How to develop a creative mindset
As adults, just like the Slate/Quora article suggests, we’ve already figured out a pattern of what works. We don’t need to try everything under the sun from sky writing our resume to juggling printers to get a job. We have limited ourselves because we’ve found set behaviors that work.
To develop and maintain creativity, we need to break out of our known patterns.
“[Creative Professionals] develop predictable habits that take them into unpredictable territory. This is a lifestyle choice to stay in the uncomfortable territory of the unknown.” – Paul King
Because the good news is there is no sign that creativity declines with age due to any natural or biological reason. Staying creative can be as easy as an eclectic reading list. Me? I tend to seek out world wide news stories and travel articles on cultures I wouldn’t have known existed otherwise. If it peaks my interest, I read it, feeding my brain and my creativity with a smorgasbord of ideas. And I like to travel. A LOT. New horizons also fuel my passion and creativity as well as a slew of hobbies like hiking and kayaking.
The point is to purposefully seek out new experiences. It could be a class on jewelry making. You could learn web design. Yes, it takes time away from your writing, but if you are sitting and staring at your computer screen frustrated that another great ideas is fizzling, are you really writing?
Understand the aspects of stress
I really like this short article on the Link between Brain, Stress, and Creativity because it outlines the emotional reaction stress causes.
“Workers are so insecure and stressed that they creep along in terror until they find safety.” – SharpBrains
Under stress we seek familiarity for its calming influence. Familiarity does not breed creativity. Calm is just about the opposite of brainstorming. Of course, it is difficult to flip straight from stressed to creative without passing through calm. Unless maybe you write high stress thrillers or horror? If you can turn stress into creativity, you definitely have an advantage because I’m sure the spheres of what is a new experience that induces creativity and something stressful overlap at least a little.
In general though, if you are stressed you need to calm down, possibly in a familiar routine and way. Meditate, yoga, listen to music. DO NOT just sit down in front of the computer.

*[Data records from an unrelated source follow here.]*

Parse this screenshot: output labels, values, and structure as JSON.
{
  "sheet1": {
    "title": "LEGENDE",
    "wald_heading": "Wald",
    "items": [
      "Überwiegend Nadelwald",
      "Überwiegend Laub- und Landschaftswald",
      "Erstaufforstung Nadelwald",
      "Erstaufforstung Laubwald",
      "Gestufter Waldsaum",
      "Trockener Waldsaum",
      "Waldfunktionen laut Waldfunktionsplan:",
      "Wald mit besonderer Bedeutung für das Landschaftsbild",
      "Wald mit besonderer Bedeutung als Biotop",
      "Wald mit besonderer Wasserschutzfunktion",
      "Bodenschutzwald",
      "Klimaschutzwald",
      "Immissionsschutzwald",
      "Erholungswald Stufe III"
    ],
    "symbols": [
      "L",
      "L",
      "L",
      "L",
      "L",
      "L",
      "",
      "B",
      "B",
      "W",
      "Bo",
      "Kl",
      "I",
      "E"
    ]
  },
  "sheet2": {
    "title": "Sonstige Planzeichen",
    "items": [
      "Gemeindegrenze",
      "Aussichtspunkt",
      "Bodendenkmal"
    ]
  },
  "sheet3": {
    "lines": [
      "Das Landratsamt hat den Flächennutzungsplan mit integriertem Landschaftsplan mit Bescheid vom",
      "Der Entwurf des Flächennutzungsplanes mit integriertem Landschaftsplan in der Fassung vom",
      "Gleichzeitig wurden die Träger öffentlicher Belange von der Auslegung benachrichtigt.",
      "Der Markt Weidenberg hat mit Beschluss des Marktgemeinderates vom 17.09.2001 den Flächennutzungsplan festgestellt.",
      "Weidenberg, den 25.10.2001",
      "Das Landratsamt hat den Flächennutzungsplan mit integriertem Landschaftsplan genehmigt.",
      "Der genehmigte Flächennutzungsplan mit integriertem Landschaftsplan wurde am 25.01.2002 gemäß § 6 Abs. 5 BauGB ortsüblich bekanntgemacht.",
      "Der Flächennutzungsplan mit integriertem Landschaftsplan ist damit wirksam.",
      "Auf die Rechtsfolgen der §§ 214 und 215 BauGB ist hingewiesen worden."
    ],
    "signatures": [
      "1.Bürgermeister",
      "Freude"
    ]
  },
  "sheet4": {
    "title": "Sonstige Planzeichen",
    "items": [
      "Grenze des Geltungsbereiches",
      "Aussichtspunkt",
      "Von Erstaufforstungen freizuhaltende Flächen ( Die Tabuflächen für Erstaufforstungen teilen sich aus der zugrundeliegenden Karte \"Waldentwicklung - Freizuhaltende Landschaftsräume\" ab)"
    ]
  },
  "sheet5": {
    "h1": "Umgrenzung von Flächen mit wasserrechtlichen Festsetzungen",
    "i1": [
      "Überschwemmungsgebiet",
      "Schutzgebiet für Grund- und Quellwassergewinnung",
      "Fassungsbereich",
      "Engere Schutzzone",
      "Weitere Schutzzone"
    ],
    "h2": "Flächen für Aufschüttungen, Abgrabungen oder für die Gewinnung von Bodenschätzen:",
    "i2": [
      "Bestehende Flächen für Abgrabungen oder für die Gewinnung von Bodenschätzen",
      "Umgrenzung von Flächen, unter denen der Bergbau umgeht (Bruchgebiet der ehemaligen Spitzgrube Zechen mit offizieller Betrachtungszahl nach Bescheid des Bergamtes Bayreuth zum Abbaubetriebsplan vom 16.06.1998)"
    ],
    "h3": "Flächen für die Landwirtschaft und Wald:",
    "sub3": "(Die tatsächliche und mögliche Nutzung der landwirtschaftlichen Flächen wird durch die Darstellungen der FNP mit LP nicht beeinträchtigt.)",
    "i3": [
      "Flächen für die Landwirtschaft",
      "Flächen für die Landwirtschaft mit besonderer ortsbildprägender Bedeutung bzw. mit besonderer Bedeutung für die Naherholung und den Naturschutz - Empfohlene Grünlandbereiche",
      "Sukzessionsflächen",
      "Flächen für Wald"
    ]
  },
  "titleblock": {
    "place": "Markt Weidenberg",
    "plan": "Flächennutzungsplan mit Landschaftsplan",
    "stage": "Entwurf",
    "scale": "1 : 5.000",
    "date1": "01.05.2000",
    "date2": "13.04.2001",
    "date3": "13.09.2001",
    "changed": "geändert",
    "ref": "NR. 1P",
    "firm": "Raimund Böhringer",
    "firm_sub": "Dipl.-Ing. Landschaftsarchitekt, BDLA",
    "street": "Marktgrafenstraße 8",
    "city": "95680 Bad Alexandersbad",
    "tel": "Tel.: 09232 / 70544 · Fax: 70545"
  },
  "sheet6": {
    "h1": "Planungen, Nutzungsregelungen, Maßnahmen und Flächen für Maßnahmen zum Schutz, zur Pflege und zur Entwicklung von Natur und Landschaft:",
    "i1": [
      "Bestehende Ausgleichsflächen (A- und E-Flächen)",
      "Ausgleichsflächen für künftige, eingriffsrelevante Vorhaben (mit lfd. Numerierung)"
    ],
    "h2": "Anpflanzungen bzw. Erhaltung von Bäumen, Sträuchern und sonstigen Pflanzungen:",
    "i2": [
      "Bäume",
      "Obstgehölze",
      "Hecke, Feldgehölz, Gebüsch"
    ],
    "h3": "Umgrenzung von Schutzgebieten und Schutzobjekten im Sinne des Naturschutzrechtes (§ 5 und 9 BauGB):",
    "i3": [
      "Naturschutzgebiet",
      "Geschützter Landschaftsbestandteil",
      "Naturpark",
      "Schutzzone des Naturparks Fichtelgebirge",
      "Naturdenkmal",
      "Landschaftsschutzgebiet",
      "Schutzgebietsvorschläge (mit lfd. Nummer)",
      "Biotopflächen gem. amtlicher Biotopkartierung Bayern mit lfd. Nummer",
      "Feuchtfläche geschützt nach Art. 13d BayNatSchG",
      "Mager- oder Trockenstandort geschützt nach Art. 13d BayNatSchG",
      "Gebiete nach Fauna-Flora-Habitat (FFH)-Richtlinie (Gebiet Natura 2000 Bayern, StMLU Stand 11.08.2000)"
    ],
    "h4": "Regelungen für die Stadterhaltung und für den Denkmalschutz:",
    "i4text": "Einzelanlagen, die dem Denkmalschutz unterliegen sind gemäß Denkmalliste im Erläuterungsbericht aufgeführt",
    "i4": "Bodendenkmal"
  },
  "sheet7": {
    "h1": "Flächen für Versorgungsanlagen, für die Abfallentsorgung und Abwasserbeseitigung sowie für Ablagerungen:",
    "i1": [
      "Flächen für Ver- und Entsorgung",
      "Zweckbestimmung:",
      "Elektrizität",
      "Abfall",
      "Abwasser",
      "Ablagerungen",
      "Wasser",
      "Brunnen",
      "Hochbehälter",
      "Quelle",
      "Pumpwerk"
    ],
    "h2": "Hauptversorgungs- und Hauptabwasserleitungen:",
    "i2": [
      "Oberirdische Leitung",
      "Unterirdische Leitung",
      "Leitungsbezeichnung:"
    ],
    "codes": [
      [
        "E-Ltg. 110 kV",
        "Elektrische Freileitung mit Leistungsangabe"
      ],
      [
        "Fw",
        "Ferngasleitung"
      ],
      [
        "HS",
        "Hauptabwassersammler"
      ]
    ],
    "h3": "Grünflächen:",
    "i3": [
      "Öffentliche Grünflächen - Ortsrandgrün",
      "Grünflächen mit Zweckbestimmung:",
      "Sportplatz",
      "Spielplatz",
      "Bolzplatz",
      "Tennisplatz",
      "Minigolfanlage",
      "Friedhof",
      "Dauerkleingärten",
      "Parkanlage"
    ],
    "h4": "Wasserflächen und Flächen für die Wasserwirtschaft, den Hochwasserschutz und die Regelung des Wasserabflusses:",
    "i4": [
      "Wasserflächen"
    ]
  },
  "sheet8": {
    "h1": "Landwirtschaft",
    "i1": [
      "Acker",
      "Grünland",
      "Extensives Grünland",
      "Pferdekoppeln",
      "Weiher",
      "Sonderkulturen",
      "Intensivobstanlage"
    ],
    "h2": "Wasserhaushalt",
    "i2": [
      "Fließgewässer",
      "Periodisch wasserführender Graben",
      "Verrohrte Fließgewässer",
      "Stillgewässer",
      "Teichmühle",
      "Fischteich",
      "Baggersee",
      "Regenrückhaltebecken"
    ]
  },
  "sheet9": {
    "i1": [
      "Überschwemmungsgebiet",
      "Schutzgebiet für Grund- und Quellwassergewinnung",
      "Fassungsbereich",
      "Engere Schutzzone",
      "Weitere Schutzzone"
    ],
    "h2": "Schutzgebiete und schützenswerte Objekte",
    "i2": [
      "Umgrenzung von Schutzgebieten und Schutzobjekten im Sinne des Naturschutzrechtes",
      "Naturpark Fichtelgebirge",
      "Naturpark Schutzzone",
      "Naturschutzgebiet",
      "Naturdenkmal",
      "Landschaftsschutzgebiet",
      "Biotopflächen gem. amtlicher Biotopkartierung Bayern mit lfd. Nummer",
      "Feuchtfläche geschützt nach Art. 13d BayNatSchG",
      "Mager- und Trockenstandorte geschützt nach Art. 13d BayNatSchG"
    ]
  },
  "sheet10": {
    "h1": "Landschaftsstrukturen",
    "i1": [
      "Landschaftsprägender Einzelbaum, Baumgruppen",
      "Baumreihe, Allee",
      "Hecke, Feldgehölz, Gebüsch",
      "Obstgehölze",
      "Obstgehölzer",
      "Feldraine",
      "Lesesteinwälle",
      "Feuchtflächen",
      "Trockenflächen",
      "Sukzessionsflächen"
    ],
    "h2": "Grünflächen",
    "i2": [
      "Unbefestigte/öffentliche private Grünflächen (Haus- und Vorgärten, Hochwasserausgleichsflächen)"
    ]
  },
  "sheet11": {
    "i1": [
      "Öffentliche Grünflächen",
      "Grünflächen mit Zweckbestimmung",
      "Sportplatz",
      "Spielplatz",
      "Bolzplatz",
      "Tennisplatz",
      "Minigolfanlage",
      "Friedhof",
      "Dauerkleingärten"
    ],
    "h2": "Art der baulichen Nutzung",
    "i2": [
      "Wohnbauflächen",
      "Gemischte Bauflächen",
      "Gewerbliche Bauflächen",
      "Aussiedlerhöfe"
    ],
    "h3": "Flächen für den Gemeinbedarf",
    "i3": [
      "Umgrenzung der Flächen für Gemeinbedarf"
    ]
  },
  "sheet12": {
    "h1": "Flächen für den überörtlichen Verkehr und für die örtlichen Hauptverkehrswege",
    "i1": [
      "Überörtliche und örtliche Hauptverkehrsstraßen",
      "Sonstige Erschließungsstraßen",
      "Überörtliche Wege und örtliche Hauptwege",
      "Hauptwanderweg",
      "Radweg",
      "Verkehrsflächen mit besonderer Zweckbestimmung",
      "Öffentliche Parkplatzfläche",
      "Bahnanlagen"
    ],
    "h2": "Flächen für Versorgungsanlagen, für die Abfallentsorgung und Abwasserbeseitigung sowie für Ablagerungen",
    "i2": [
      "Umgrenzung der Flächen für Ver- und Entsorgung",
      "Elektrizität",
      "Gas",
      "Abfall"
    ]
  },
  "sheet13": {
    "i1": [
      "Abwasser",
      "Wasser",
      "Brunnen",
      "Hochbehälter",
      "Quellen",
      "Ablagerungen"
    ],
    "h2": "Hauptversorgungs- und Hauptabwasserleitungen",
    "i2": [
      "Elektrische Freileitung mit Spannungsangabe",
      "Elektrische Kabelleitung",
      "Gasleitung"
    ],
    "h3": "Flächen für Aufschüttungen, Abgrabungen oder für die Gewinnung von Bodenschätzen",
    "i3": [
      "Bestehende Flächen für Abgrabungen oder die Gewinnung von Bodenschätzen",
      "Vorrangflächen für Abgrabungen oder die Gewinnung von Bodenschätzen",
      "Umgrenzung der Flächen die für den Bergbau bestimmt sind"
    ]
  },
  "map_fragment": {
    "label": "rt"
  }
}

Work your way into the proper creative mindset first.
Happily, creativity really can become a habit as Amy Novotney points out in her article on The Science of Creativity on the American Psychological Association.
She has a few other tips such as capturing all new ideas as they come to you in a notebook or voice recorder. Capturing ideas declutters the mind as well as positively reinforces that ideas are a good thing (rather than trying to remember them or ignore them which reinforces the subconscious mind that they are a nuisance).
My brain is my favorite toy
I’ve told that to several people, because I am never bored. There is always another world building inside of me. I don’t need an electronic device to entertain. I think I’m smarter and more creative now than I was as a teenager or even in my late twenties and thirties.
Creativity does not have to diminish. Nor were you the most creative as a child. It was just a different sort of creativity. Though it is fun to say that I’m a writer because my mind never grew up! 😉
What about you? How do you stay creative? Are you more creative now or when you were younger?
I’m continuing my monthly giveaway on my blog! I will put the names of anyone who leaves a comment on my blog from now until the end of October in a hat and draw a winner to receive the course What’s in a Name: Creating Fantasy Words and Languages! Just say hi, tell me what your are writing, give me post ideas, or comment on this post — any comment counts!